Originally privately owned by its creators, it was sold to New Statesman magazine, who later sold it to Camden council, who left it to rot. The building was eventually passed on to a housing association who renovated it about 10 years ago, and is now mostly filled with key workers.

Ever since being reminded that it had a history of interesting residents, I’ve been intending to write about some of them (as well as some of the other interesting people and events from around the area), a plan which has been made so much easier by the fact that there’s a gallery about the Isokon open at weekends, which is full of information and names to follow up on (at some point).

the Isokon, London NW3

The Isokon Gallery was put together with help from Magnus Englund (managing director of lovely homewares store Skandium), run with assistance from the National Trust. (He currently resides in the penthouse, which you can snoop around here.)

Although it’s only a small gallery, it’s surprisingly crammed full of information considering its small size. The list of former residents alone is really interesting, including as it does influential architects, artists, novelists, archaeologists, physicists, poets, photographers and spies. That’s not even counting all the other interesting people who would visit the in-house bar, the Isobar, some of whom lived close by (and who I also want to blog about at some point). You can only imagine some of the conversations that must have taken place there!

the Isokon, London NW3

It’s amazing how many fascinating and influential people made their home in this one single building (although obviously not all at the same time), including:

the building’s originators, Jack and Molly Pritchard

refugees from the Bauhaus, and associates:
Walter Gropius, former head of the Bauhaus
Lazlo Moholy-Nagy, artist and designer
Marcel Breuer, architect and industrial designer
Arthur Korn, architect
Naum Slutsky, goldsmith and industrial designer
Egon Riss, architect and industrial designer

other artists, architects and art critics:
Marshall Sisson, modernist architect
James Stirling, architect
Alan Colquhoun, architect and professor at Princeton
Kenneth Rowntree, painter
Diana Rowntree, architect and critic (the Guardian’s first architecture critic)
Rolf A Brandt, artist (brother of photographer Bill Brandt)
Jacqueline Groag, textile designer, and her husband Jaques, an architect
Adrian Stokes, art critic

spies and suspected spies:
Arnold Deutsch (the man who recruited Kim Philby and Guy Burgess)
Edith Tudor-Hart, photographer
Jurgen and Brigitte Kuczynski (their sister Ursula, aka Ruth was a highly decorated Soviet spy)
Charles Fenn (who recruited Ho Chi Minh into US intelligence)
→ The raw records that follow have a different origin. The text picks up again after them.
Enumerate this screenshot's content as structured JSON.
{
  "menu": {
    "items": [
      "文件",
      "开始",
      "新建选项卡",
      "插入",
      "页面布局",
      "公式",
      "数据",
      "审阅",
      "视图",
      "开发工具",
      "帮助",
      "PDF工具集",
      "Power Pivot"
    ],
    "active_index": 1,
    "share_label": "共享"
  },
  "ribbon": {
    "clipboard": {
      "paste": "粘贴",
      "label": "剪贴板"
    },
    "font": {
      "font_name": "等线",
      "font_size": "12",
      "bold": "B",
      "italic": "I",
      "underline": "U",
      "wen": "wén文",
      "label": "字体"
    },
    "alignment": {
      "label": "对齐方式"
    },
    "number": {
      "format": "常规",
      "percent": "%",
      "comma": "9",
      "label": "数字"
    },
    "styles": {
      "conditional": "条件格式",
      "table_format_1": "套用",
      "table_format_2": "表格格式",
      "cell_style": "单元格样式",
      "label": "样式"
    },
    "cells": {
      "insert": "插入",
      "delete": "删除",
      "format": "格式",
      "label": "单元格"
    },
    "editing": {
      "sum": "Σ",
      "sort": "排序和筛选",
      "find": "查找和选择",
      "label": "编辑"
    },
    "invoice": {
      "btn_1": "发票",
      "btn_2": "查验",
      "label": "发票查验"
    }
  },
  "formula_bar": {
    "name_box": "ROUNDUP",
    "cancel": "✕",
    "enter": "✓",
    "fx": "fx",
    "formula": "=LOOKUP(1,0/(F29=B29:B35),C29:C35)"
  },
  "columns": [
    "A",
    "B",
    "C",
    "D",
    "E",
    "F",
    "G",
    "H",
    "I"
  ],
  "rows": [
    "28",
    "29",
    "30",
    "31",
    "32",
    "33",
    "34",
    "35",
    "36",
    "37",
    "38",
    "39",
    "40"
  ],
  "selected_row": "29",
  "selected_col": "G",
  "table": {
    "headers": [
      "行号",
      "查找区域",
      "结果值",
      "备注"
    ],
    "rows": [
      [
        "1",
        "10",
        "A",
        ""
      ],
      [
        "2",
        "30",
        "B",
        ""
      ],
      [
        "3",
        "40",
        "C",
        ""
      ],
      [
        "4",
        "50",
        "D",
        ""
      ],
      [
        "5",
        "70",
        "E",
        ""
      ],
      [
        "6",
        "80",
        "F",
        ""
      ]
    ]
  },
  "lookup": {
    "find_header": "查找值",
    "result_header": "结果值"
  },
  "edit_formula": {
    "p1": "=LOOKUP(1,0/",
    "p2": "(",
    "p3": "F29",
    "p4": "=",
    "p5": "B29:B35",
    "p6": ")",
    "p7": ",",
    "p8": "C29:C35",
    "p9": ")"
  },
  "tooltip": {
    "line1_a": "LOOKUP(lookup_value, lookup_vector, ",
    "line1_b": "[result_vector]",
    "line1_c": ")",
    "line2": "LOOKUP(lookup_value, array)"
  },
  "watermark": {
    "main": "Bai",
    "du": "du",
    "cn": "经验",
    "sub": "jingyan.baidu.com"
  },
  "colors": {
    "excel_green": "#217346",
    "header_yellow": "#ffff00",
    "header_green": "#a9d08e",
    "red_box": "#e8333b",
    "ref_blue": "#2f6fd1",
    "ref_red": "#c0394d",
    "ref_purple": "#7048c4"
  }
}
writers, poets, historians and others:
Charles Madge, poet and co-founder of Mass-Observation
Agatha Christie, novelist
Max Mallowan, archaeologist (and Agatha Christie’s husband)
Stephen Glanville, archaeologist (who provided Christie with information about Egypt for her books)
Vere Gordon Childe, archaeologist
Nicholas Monsarrat, writer and sailor
Philip Harben, the world’s first TV celebrity chef
Montgomery Belgion, writer
Philip Sargant Florence, economist (whose other residence, Highfield in Birmingham seems to have been a cultural equivelent to the Isokon building)
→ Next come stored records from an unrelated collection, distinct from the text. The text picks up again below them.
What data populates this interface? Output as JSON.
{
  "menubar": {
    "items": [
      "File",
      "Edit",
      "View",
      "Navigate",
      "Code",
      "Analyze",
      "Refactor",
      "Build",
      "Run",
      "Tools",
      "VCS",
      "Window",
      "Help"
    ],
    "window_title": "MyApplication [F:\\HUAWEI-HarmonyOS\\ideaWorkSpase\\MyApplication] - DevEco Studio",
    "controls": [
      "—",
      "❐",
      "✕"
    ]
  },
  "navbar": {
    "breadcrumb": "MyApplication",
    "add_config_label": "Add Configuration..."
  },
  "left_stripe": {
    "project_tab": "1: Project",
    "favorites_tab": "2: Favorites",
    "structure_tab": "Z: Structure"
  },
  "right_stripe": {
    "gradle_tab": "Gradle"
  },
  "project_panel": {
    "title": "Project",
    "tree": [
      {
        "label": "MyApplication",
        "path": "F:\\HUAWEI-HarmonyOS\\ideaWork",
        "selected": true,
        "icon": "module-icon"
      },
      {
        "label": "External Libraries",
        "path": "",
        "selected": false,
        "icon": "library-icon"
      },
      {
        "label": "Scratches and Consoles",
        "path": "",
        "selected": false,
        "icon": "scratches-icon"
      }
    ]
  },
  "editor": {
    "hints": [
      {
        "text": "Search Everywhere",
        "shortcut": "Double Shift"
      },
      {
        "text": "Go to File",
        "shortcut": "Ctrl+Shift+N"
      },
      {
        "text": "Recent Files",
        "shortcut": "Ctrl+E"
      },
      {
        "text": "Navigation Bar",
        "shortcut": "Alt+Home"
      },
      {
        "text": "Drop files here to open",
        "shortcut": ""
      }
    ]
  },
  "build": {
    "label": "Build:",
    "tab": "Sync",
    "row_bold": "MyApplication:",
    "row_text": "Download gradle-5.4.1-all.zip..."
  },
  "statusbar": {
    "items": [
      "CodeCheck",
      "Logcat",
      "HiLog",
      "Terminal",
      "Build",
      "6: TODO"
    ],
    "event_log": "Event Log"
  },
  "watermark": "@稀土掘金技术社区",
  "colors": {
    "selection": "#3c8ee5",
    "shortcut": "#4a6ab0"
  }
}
All of those, just in the one building, and that’s not even all of them, but I hope to blog about some of them, and more about the building, in the future. (Also, in finding all these links to attach to the names, I just discovered that Wells Coates’ grandson is Matt Black from Coldcut. I did not know that.)
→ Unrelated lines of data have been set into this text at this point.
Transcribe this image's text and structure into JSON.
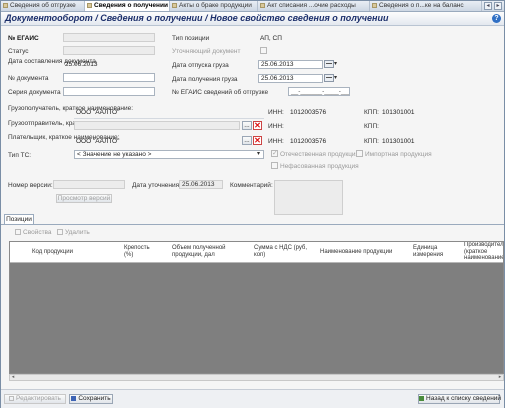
{
  "tabs": [
    {
      "label": "Сведения об отгрузке",
      "active": false
    },
    {
      "label": "Сведения о получении",
      "active": true
    },
    {
      "label": "Акты о браке продукции",
      "active": false
    },
    {
      "label": "Акт списания ...очие расходы",
      "active": false
    },
    {
      "label": "Сведения о п...ке на баланс",
      "active": false
    }
  ],
  "title": "Документооборот  / Сведения о получении / Новое свойство сведения о получении",
  "form": {
    "egais_label": "№ ЕГАИС",
    "status_label": "Статус",
    "doc_date_label": "Дата составления документа",
    "doc_date_value": "25.06.2013",
    "doc_number_label": "№ документа",
    "doc_series_label": "Серия  документа",
    "position_type_label": "Тип позиции",
    "position_type_value": "АП, СП",
    "clarifying_doc_label": "Уточняющий документ",
    "ship_date_label": "Дата отпуска груза",
    "ship_date_value": "25.06.2013",
    "receive_date_label": "Дата получения груза",
    "receive_date_value": "25.06.2013",
    "egais_ship_label": "№ ЕГАИС сведений об отгрузке",
    "egais_ship_value": "__-______-____-____-__",
    "consignee_label": "Грузополучатель, краткое наименование:",
    "consignee_value": "ООО \"ААЛТО\"",
    "consignor_label": "Грузоотправитель, краткое наименование:",
    "payer_label": "Плательщик, краткое наименование:",
    "payer_value": "ООО \"ААЛТО\"",
    "inn_label": "ИНН:",
    "inn_value_1": "1012003576",
    "inn_value_3": "1012003576",
    "kpp_label": "КПП:",
    "kpp_value_1": "101301001",
    "kpp_value_3": "101301001",
    "ts_type_label": "Тип ТС:",
    "ts_type_value": "< Значение не указано >",
    "domestic_label": "Отечественная продукция",
    "import_label": "Импортная продукция",
    "unpacked_label": "Нефасованная продукция",
    "version_label": "Номер версии:",
    "clarify_date_label": "Дата уточнения:",
    "clarify_date_value": "25.06.2013",
    "comment_label": "Комментарий:",
    "view_versions_label": "Просмотр версий"
  },
  "positions": {
    "tab_label": "Позиции",
    "properties_label": "Свойства",
    "delete_label": "Удалить",
    "columns": [
      "Код продукции",
      "Крепость (%)",
      "Объем полученной продукции, дал",
      "Сумма с НДС (руб, коп)",
      "Наименование продукции",
      "Единица измерения",
      "Производитель (краткое наименование"
    ]
  },
  "footer": {
    "edit_label": "Редактировать",
    "save_label": "Сохранить",
    "back_label": "Назад к списку сведений"
  },
  "colors": {
    "title": "#1c2f6b",
    "accent": "#2f6fc4",
    "grid_bg": "#7f7f7f"
  }
}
The Isokon Gallery is open every Saturday and Sunday until the end of October (although they hope to keep it open for longer), and it’s well worth a visit. You can tie it in with a visit to Erno Goldfinger‘s house at 2 Willow Road and make it a proper afternoon of modernist appreciation (I haven’t actually been to Willow Road for years, but I do recommend it).

More on the Isokon, and other buildings in the area, hopefully to come at some point. For more on similar buildings of the era, check out my post on Bexhill’s De La Warr Pavilion and Marine Court in Hastings, which I wrote about here.